Website and app data records:
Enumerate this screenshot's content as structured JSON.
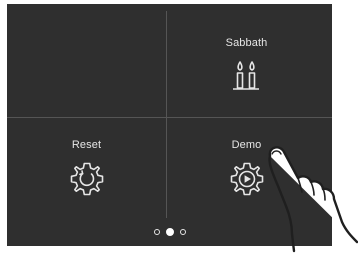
{
  "tiles": {
    "top_left": {
      "label": ""
    },
    "sabbath": {
      "label": "Sabbath",
      "icon": "candles-icon"
    },
    "reset": {
      "label": "Reset",
      "icon": "gear-reset-icon"
    },
    "demo": {
      "label": "Demo",
      "icon": "gear-play-icon"
    }
  },
  "pager": {
    "count": 3,
    "active_index": 1
  },
  "colors": {
    "screen_bg": "#2f2f2f",
    "text": "#e6e6e6",
    "divider": "#555555"
  }
}
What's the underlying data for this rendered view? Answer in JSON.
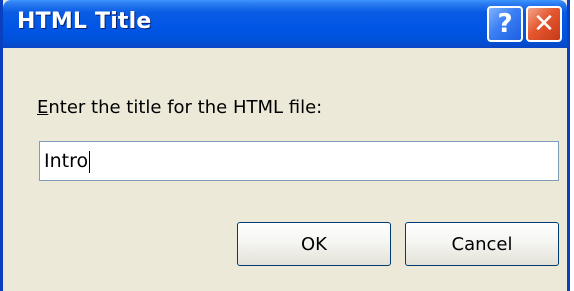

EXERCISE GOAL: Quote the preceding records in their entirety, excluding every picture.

YOUR RESPONSE:
Enumerate this screenshot's content as structured JSON.
{
  "tiles": {
    "top_left": {
      "label": ""
    },
    "sabbath": {
      "label": "Sabbath",
      "icon": "candles-icon"
    },
    "reset": {
      "label": "Reset",
      "icon": "gear-reset-icon"
    },
    "demo": {
      "label": "Demo",
      "icon": "gear-play-icon"
    }
  },
  "pager": {
    "count": 3,
    "active_index": 1
  },
  "colors": {
    "screen_bg": "#2f2f2f",
    "text": "#e6e6e6",
    "divider": "#555555"
  }
}
What's the underlying data for this rendered view? Answer in JSON.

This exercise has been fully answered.